All of the personnel with the base’s Fire and Emergency Services Department, who
respond to patients with cardiac arrest or other medical problems, are at a minimum an emergency medical technician, Goldstein said.
EMTs are broken down into three different levels, he said. The beginning level is Basic, followed by Advanced and Paramedic, top of the line. The fire department here consists of seven EMT-Paramedics, five EMT-Intermediates and 17 EMT-Basics.
Those firefighters, who are paramedics such as Firefighter/Paramedic Jacob Hackett, perform advanced life support.
“One of the main things under advanced life support is advanced cardiac life support,” Goldstein said. “This is the ability to defibrillate and administer medicine that allows the heart to do different things to get that heart beating in the way it’s supposed to.”
Hackett reiterated Goldstein’s and the American Heart Association’s pleas for people to call for help the minute they experience heart attack or any other medical symptoms.

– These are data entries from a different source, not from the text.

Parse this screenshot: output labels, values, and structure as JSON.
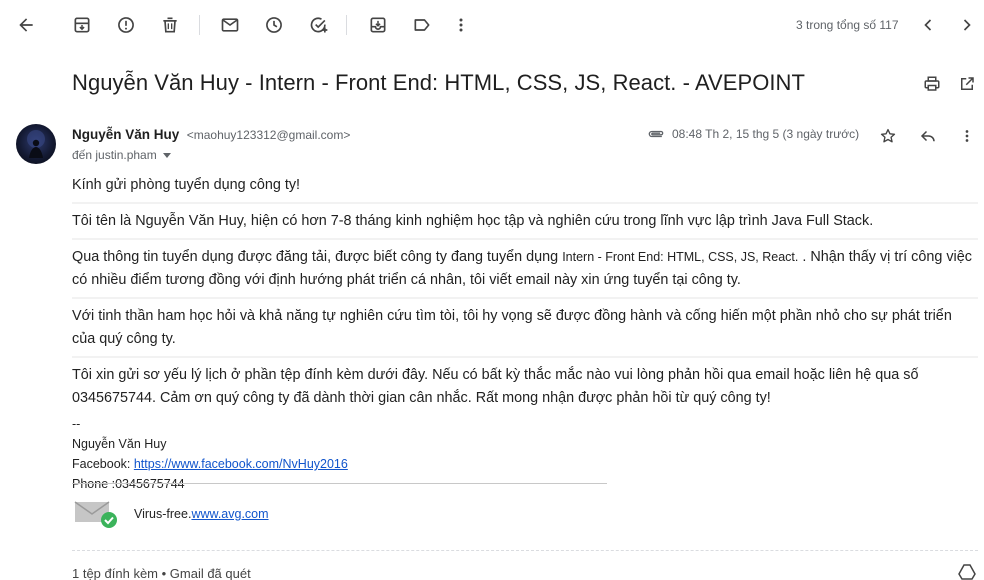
{
  "toolbar": {
    "icons": [
      "back-arrow-icon",
      "archive-icon",
      "report-spam-icon",
      "delete-icon",
      "mark-unread-icon",
      "snooze-icon",
      "add-task-icon",
      "move-to-icon",
      "label-icon",
      "more-icon"
    ],
    "count_text": "3 trong tổng số 117",
    "nav_icons": [
      "chevron-left-icon",
      "chevron-right-icon"
    ]
  },
  "subject": {
    "text": "Nguyễn Văn Huy - Intern - Front End: HTML, CSS, JS, React. - AVEPOINT",
    "icons": [
      "print-icon",
      "open-in-new-window-icon"
    ]
  },
  "message": {
    "sender_name": "Nguyễn Văn Huy",
    "sender_email": "<maohuy123312@gmail.com>",
    "recipient": "đến justin.pham",
    "timestamp": "08:48 Th 2, 15 thg 5 (3 ngày trước)",
    "icons": [
      "attachment-icon",
      "star-icon",
      "reply-icon",
      "more-vert-icon"
    ]
  },
  "body": {
    "p1": "Kính gửi phòng tuyển dụng công ty!",
    "p2": "Tôi tên là Nguyễn Văn Huy, hiện có hơn 7-8 tháng kinh nghiệm học tập và nghiên cứu trong lĩnh vực lập trình Java Full Stack.",
    "p3_before": "Qua thông tin tuyển dụng được đăng tải, được biết công ty đang tuyển dụng ",
    "p3_position": "Intern - Front End: HTML, CSS, JS, React.",
    "p3_after": " . Nhận thấy vị trí công việc có nhiều điểm tương đồng với định hướng phát triển cá nhân, tôi viết email này xin ứng tuyển tại công ty.",
    "p4": "Với tinh thần ham học hỏi và khả năng tự nghiên cứu tìm tòi, tôi hy vọng sẽ được đồng hành và cống hiến một phần nhỏ cho sự phát triển của quý công ty.",
    "p5": "Tôi xin gửi sơ yếu lý lịch ở phần tệp đính kèm dưới đây. Nếu có bất kỳ thắc mắc nào vui lòng phản hồi qua email hoặc liên hệ qua số 0345675744. Cảm ơn quý công ty đã dành thời gian cân nhắc. Rất mong nhận được phản hồi từ quý công ty!"
  },
  "signature": {
    "dashes": "--",
    "name": "Nguyễn Văn Huy",
    "facebook_label": "Facebook: ",
    "facebook_url": "https://www.facebook.com/NvHuy2016",
    "phone": "Phone :0345675744"
  },
  "avg": {
    "label": "Virus-free.",
    "link": "www.avg.com"
  },
  "attachments": {
    "text": "1 tệp đính kèm • Gmail đã quét"
  },
  "colors": {
    "link": "#1155cc",
    "muted": "#5f6368",
    "avg_green": "#3bb35b"
  }
}
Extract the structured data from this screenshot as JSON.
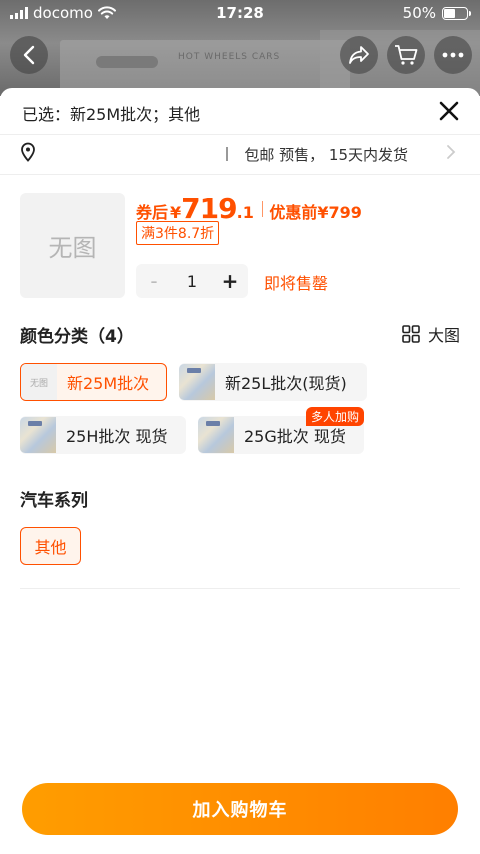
{
  "status_bar": {
    "carrier": "docomo",
    "time": "17:28",
    "battery": "50%"
  },
  "backdrop": {
    "box_text": "HOT WHEELS CARS"
  },
  "selected_text": "已选：新25M批次；其他",
  "shipping": {
    "free_shipping": "包邮",
    "presale": "预售，",
    "ship_time": "15天内发货"
  },
  "thumbnail_text": "无图",
  "price": {
    "after_coupon_label": "券后",
    "currency": "¥",
    "integer": "719",
    "decimal": ".1",
    "before_label": "优惠前",
    "before_price": "¥799"
  },
  "promo": "满3件8.7折",
  "quantity": {
    "minus": "-",
    "value": "1",
    "plus": "+"
  },
  "stock_status": "即将售罄",
  "color_section": {
    "title": "颜色分类（4）",
    "big_view_label": "大图",
    "options": [
      {
        "label": "新25M批次",
        "thumb_text": "无图",
        "selected": true
      },
      {
        "label": "新25L批次(现货)",
        "selected": false
      },
      {
        "label": "25H批次 现货",
        "selected": false
      },
      {
        "label": "25G批次 现货",
        "badge": "多人加购",
        "selected": false
      }
    ]
  },
  "series_section": {
    "title": "汽车系列",
    "options": [
      {
        "label": "其他",
        "selected": true
      }
    ]
  },
  "add_to_cart": "加入购物车",
  "colors": {
    "accent": "#ff5000",
    "button_start": "#ff9d00",
    "button_end": "#ff7f00"
  }
}
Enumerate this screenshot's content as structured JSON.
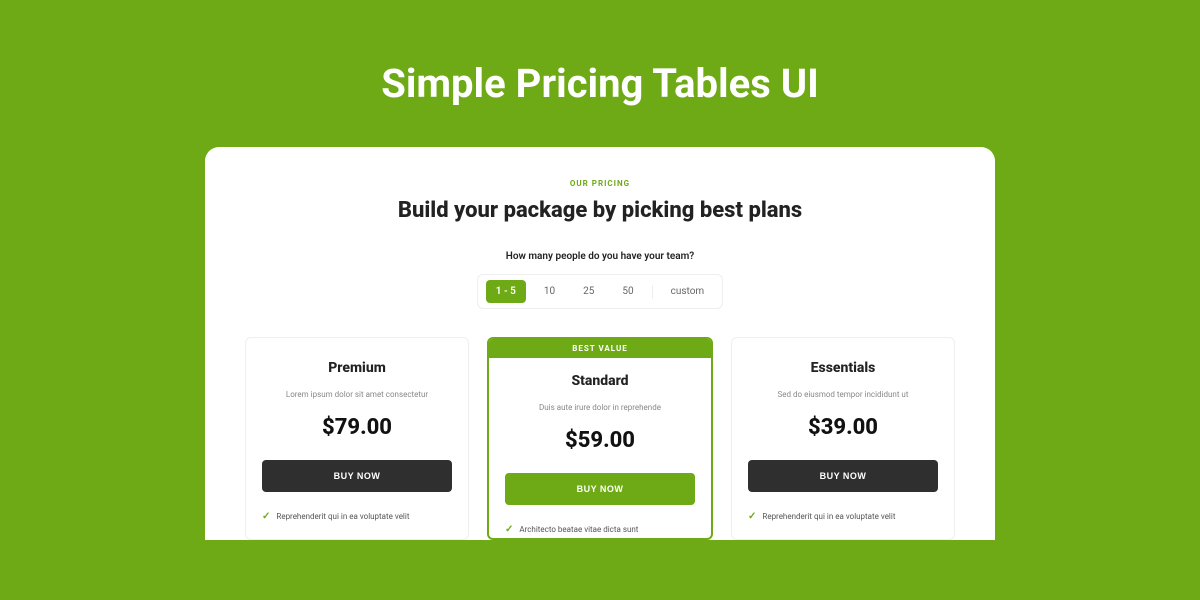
{
  "hero": {
    "title": "Simple Pricing Tables UI"
  },
  "eyebrow": "OUR PRICING",
  "heading": "Build your package by picking best plans",
  "question": "How many people do you have your team?",
  "segmented": {
    "options": [
      "1 - 5",
      "10",
      "25",
      "50",
      "custom"
    ],
    "active_index": 0
  },
  "best_value_label": "BEST VALUE",
  "buy_label": "BUY NOW",
  "plans": [
    {
      "name": "Premium",
      "desc": "Lorem ipsum dolor sit amet consectetur",
      "price": "$79.00",
      "featured": false,
      "features": [
        "Reprehenderit qui in ea voluptate velit"
      ]
    },
    {
      "name": "Standard",
      "desc": "Duis aute irure dolor in reprehende",
      "price": "$59.00",
      "featured": true,
      "features": [
        "Architecto beatae vitae dicta sunt"
      ]
    },
    {
      "name": "Essentials",
      "desc": "Sed do eiusmod tempor incididunt ut",
      "price": "$39.00",
      "featured": false,
      "features": [
        "Reprehenderit qui in ea voluptate velit"
      ]
    }
  ]
}
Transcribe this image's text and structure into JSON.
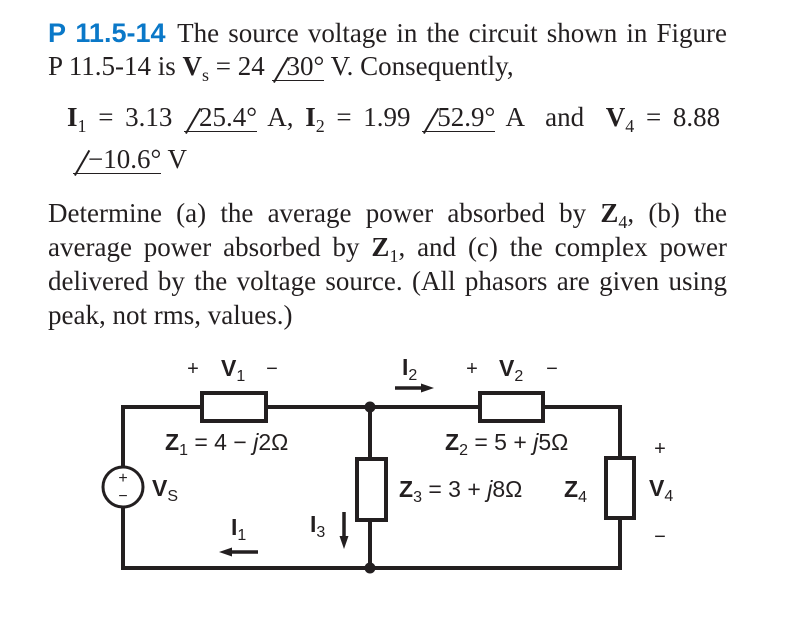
{
  "colors": {
    "accent": "#0a78c8",
    "text": "#231f20",
    "wire": "#231f20"
  },
  "problem": {
    "number": "P 11.5-14",
    "line1": "The source voltage in the circuit shown in Figure",
    "line2_prefix": "P 11.5-14 is",
    "source": {
      "symbol": "V",
      "sub": "s",
      "equals": "=",
      "magnitude": "24",
      "angle": "30°",
      "suffix": "V. Consequently,"
    }
  },
  "given": {
    "i1": {
      "symbol": "I",
      "sub": "1",
      "equals": "=",
      "magnitude": "3.13",
      "angle": "25.4°",
      "unit": "A,"
    },
    "i2": {
      "symbol": "I",
      "sub": "2",
      "equals": "=",
      "magnitude": "1.99",
      "angle": "52.9°",
      "unit": "A"
    },
    "connector": "and",
    "v4": {
      "symbol": "V",
      "sub": "4",
      "equals": "=",
      "magnitude": "8.88",
      "angle": "−10.6°",
      "unit": "V"
    }
  },
  "question": {
    "line1": {
      "pre": "Determine (a) the average power absorbed by",
      "symbol": "Z",
      "sub": "4",
      "post": ", (b) the"
    },
    "line2": {
      "pre": "average power absorbed by",
      "symbol": "Z",
      "sub": "1",
      "post": ", and (c) the complex power"
    },
    "line3": "delivered by the voltage source. (All phasors are given using",
    "line4": "peak, not rms, values.)"
  },
  "circuit": {
    "source": {
      "symbol": "V",
      "sub": "S",
      "plus": "+",
      "minus": "−"
    },
    "v1": {
      "plus": "+",
      "symbol": "V",
      "sub": "1",
      "minus": "−"
    },
    "v2": {
      "plus": "+",
      "symbol": "V",
      "sub": "2",
      "minus": "−"
    },
    "v4": {
      "plus": "+",
      "symbol": "V",
      "sub": "4",
      "minus": "−"
    },
    "z1": {
      "symbol": "Z",
      "sub": "1",
      "pre": " = 4 − ",
      "j": "j",
      "post": "2Ω"
    },
    "z2": {
      "symbol": "Z",
      "sub": "2",
      "pre": " = 5 + ",
      "j": "j",
      "post": "5Ω"
    },
    "z3": {
      "symbol": "Z",
      "sub": "3",
      "pre": " = 3 + ",
      "j": "j",
      "post": "8Ω"
    },
    "z4": {
      "symbol": "Z",
      "sub": "4"
    },
    "i1": {
      "symbol": "I",
      "sub": "1",
      "direction": "left"
    },
    "i2": {
      "symbol": "I",
      "sub": "2",
      "direction": "right"
    },
    "i3": {
      "symbol": "I",
      "sub": "3",
      "direction": "down"
    }
  }
}
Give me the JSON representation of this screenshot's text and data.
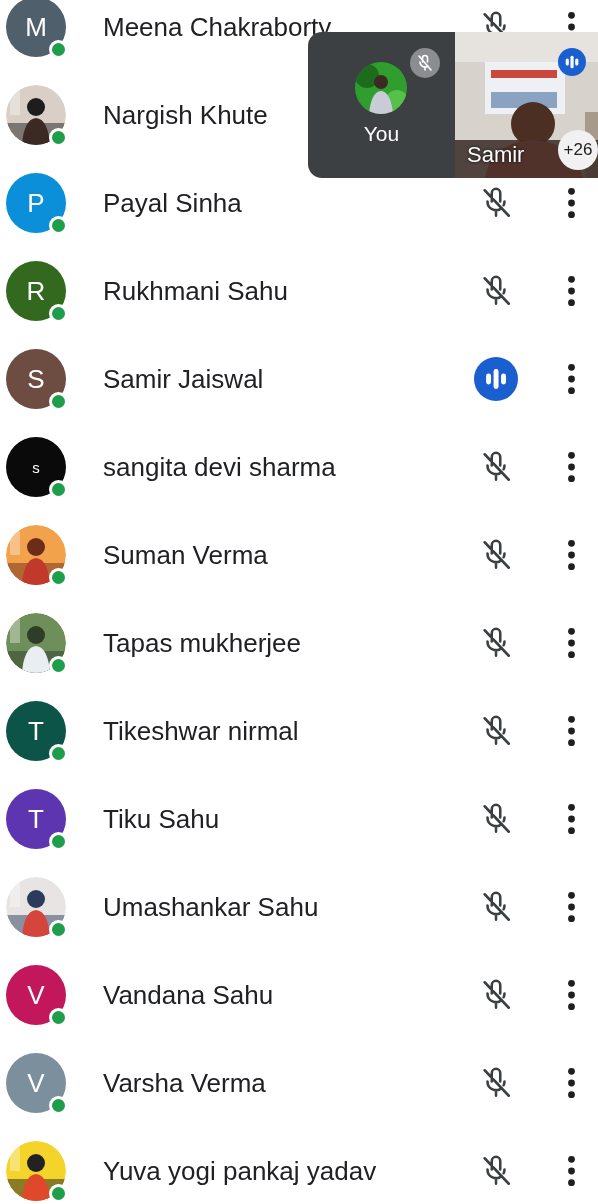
{
  "participants": [
    {
      "name": "Meena Chakraborty",
      "avatar": {
        "kind": "letter",
        "letter": "M",
        "color": "#4f5f6b"
      },
      "online": true,
      "muted": true
    },
    {
      "name": "Nargish Khute",
      "online": true
    },
    {
      "name": "Payal Sinha",
      "avatar": {
        "kind": "letter",
        "letter": "P",
        "color": "#0b8fd8"
      },
      "online": true,
      "muted": true
    },
    {
      "name": "Rukhmani Sahu",
      "avatar": {
        "kind": "letter",
        "letter": "R",
        "color": "#33691e"
      },
      "online": true,
      "muted": true
    },
    {
      "name": "Samir Jaiswal",
      "avatar": {
        "kind": "letter",
        "letter": "S",
        "color": "#6d4c41"
      },
      "online": true,
      "muted": false
    },
    {
      "name": "sangita devi sharma",
      "avatar": {
        "kind": "letter",
        "letter": "s",
        "color": "#0a0a0a"
      },
      "online": true,
      "muted": true
    },
    {
      "name": "Suman Verma",
      "online": true,
      "muted": true
    },
    {
      "name": "Tapas mukherjee",
      "online": true,
      "muted": true
    },
    {
      "name": "Tikeshwar nirmal",
      "avatar": {
        "kind": "letter",
        "letter": "T",
        "color": "#0c5448"
      },
      "online": true,
      "muted": true
    },
    {
      "name": "Tiku Sahu",
      "avatar": {
        "kind": "letter",
        "letter": "T",
        "color": "#5e35b1"
      },
      "online": true,
      "muted": true
    },
    {
      "name": "Umashankar Sahu",
      "online": true,
      "muted": true
    },
    {
      "name": "Vandana Sahu",
      "avatar": {
        "kind": "letter",
        "letter": "V",
        "color": "#c2185b"
      },
      "online": true,
      "muted": true
    },
    {
      "name": "Varsha Verma",
      "avatar": {
        "kind": "letter",
        "letter": "V",
        "color": "#7b909c"
      },
      "online": true,
      "muted": true
    },
    {
      "name": "Yuva yogi pankaj yadav",
      "online": true,
      "muted": true
    }
  ],
  "floating_call": {
    "self": {
      "label": "You",
      "muted": true
    },
    "speaker": {
      "name": "Samir",
      "muted": false
    },
    "more_count": "+26"
  }
}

“The most important aspect is if you know something is going on with your body, if something is medically wrong with you, you need to call us,” Hackett said. “It’s much better to call us and find out it was a false alarm than to not call us and find out you’re having a true medical emergency.
“Every second you wait, you’re decreasing your chance of survival,” he said
He described heart attack symptoms as chest pain, movement of pain around the body from the left or right side for both men and women; feeling dizzy to difficulty catching your breath.
“There’s always an exception to the rule,” Hackett said. “Everyone’s body is designed anatomically different so what you experience during a cardiac event and what I would experience during a cardiac event could be very different.”
“When we respond to a cardiac incident, essentially we become like a temporary emergency room set up around (the patient),” he continued. “We have the capability to do what they would be doing in an emergency room if you walked into an emergency room, and we can be doing these things right at your desk, in the middle of the Commissary, out in a field where somebody’s working.
“We are basically going to set up an emergency room around you and provide ventilation support, administer cardiac medicines, and provide the same heart monitoring capabilities a cardiologist has,” Hackett said. “Essentially we’re providing the same care sitting in the back of the ambulance, before we leave, they would be doing in an emergency room.”
Heart Attack Symptoms
According to the American Heart Association’s website, www.heart.org, the following are signs that can mean a heart attack is happening:
• Chest discomfort. Most heart attacks involve discomfort in the center of the chest that lasts more than a few minutes, or that goes away and comes back. It can feel like uncomfortable pressure, squeezing, fullness or pain.
• Discomfort in other areas of the upper body. Symptoms can include pain or discomfort in one or both arms, the back, neck, jaw or stomach.
• Shortness of breath with or without chest discomfort.
• Other signs may include breaking out in a cold sweat, nausea or lightheadedness.
As with men, women’s most common heart attack symptom is chest pain or discomfort. But women are somewhat more likely than men to experience some of the other common symptoms, particularly shortness of breath, nausea/vomiting, and back or jaw pain.
Learn the signs, but remember this: Even if an individual is not sure he or she is having a heart attack, have it checked out. Tell a doctor your symptoms. Minutes matter! Fast action can save lives - maybe your own. Don’t wait more than five minutes to call 9-1-1 or your emergency response number.
Calling 9-1-1 is almost always the fastest way to get lifesaving treatment. EMS staff can begin treatment when they arrive - up to an hour sooner than if someone gets to the hospital by car. Patients with chest pain who arrive by ambulance usually receive faster treatment at the hospital, too. It is best to call EMS for rapid transport to the emergency room.